‘When I decided to abandon my medical career, I could never have imagined that one day, if someone Googled the two words ‘Iran’ and ‘Doctor’ my name would appear among the top ten search results. And not because I was a good doctor, but because I had just failed to save the life of a young girl bleeding to death in the street.’ So begins–or maybe concludes–the chain of events that were to change the life of a young Iranian doctor forever. On 20 June 2009, during demonstrations to protest the fraudulent presidential election, a young girl called Neda was shot to death in the streets of Tehran. Within hours, the video footage of her death, fortuitously captured on a roving camera-phone, had circled the globe.

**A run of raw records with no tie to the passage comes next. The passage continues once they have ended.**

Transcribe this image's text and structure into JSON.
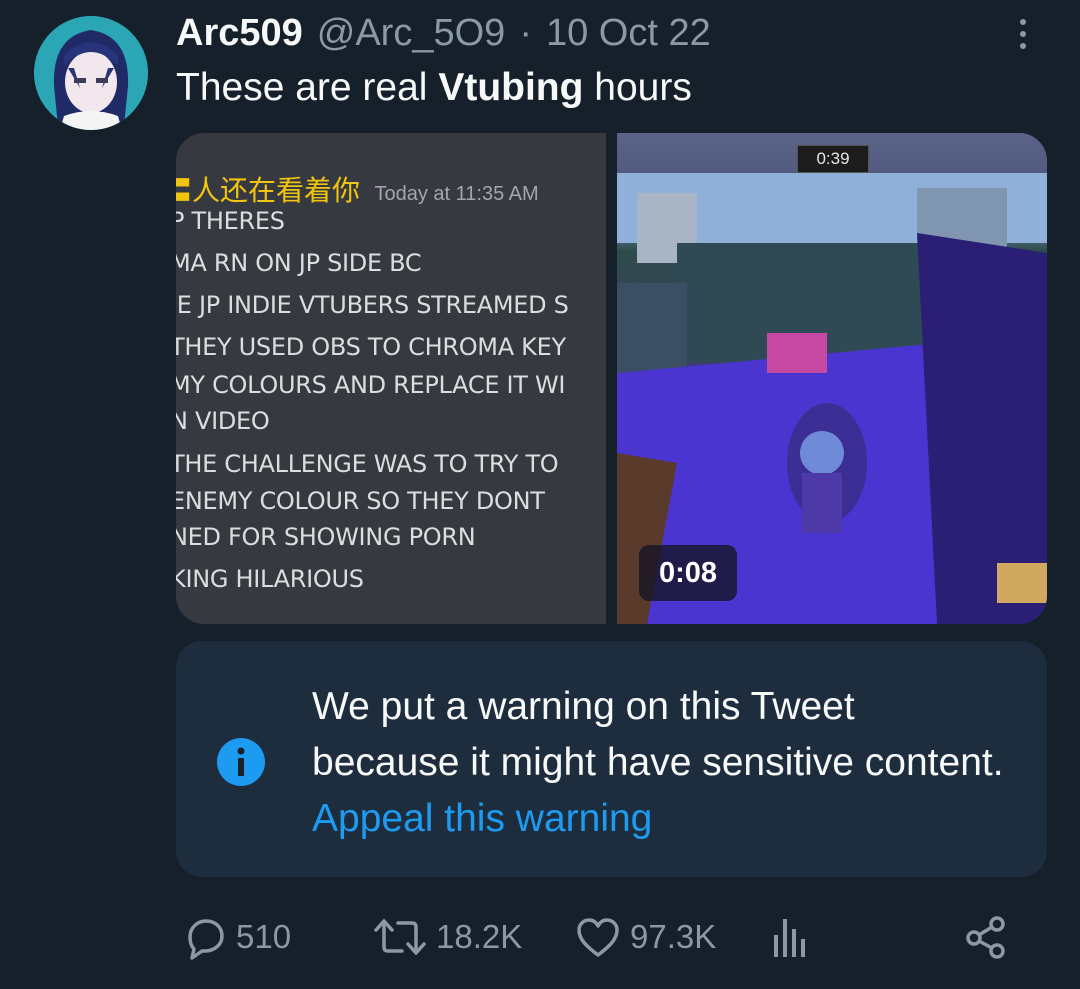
{
  "tweet": {
    "author_name": "Arc509",
    "handle": "@Arc_5O9",
    "separator": "·",
    "date": "10 Oct 22",
    "text_before": "These are real ",
    "text_bold": "Vtubing",
    "text_after": " hours"
  },
  "media": {
    "screenshot": {
      "username": "〓人还在看着你",
      "timestamp": "Today at 11:35 AM",
      "lines": [
        "P THERES",
        "MA RN ON JP SIDE BC",
        "IE JP INDIE VTUBERS STREAMED S",
        "THEY USED OBS TO CHROMA KEY",
        "MY COLOURS AND REPLACE IT WI",
        "N VIDEO",
        "THE CHALLENGE WAS TO TRY TO",
        "ENEMY COLOUR SO THEY DONT",
        "NED FOR SHOWING PORN",
        "KING HILARIOUS"
      ]
    },
    "video": {
      "game_timer": "0:39",
      "duration": "0:08"
    }
  },
  "warning": {
    "text": "We put a warning on this Tweet because it might have sensitive content. ",
    "link": "Appeal this warning"
  },
  "actions": {
    "replies": "510",
    "retweets": "18.2K",
    "likes": "97.3K"
  },
  "icons": {
    "info": "info-icon",
    "reply": "reply-icon",
    "retweet": "retweet-icon",
    "like": "heart-icon",
    "views": "analytics-icon",
    "share": "share-icon",
    "more": "more-icon"
  },
  "colors": {
    "background": "#15202b",
    "accent": "#1d9bf0",
    "warning_box": "#1e2d3d",
    "muted_text": "#8b98a5"
  }
}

Outside the country, the incident was a nine-day wonder; in Iran it changed the course of politics for a new generation. It was also the moment of choice for the young doctor who had tried and failed to save her. Within days he had left Iran to tell the world the story the government was denying: Neda had died at the hands of the pro-government militia. After this, any chance of returning home was gone; Arash Hejazi, author and publisher himself became a target. But as Paulo Coelho, author of The Alchemist, writes in the introduction to his friend’s book: ‘Arash’s story is not summarised in that moment; now he has to tell the story of that generation.’ The Gaze of the Gazelle is that story. In a tale that mingles politics and the personal, mythology and history, he tries to answer the question ‘How did it come to this?’ His quest for an answer tells the story of the years since the Iranian Revolution brought Ayatollah Khomeini back from exile to drive the Shah from his peacock throne and set up the Islamic Republic of Iran. Against the background of Saddam Hussein’s invasion of Iran and the prolonged and dirty war that followed, the author skilfully interweaves his own story and that of his family and friends with the machinations of mullahs and the manoeuvres of politicians who seek to control their lives. The joy of revolution turns to the sorrow of loss: of friends and family at the front and in the prisons of the regime, of hope in the future. And of the determination of a new generation to recover that hope in the name of Neda, who gave her life in pursuit of a freer and better world. This ‘important and life-affirming memoir,’ as Coelho says, is a must read for all who share that dream and seek to discover a country beyond the headlines and the hysteria that surrounds the Iranian bomb.
(Submitted by Garnet)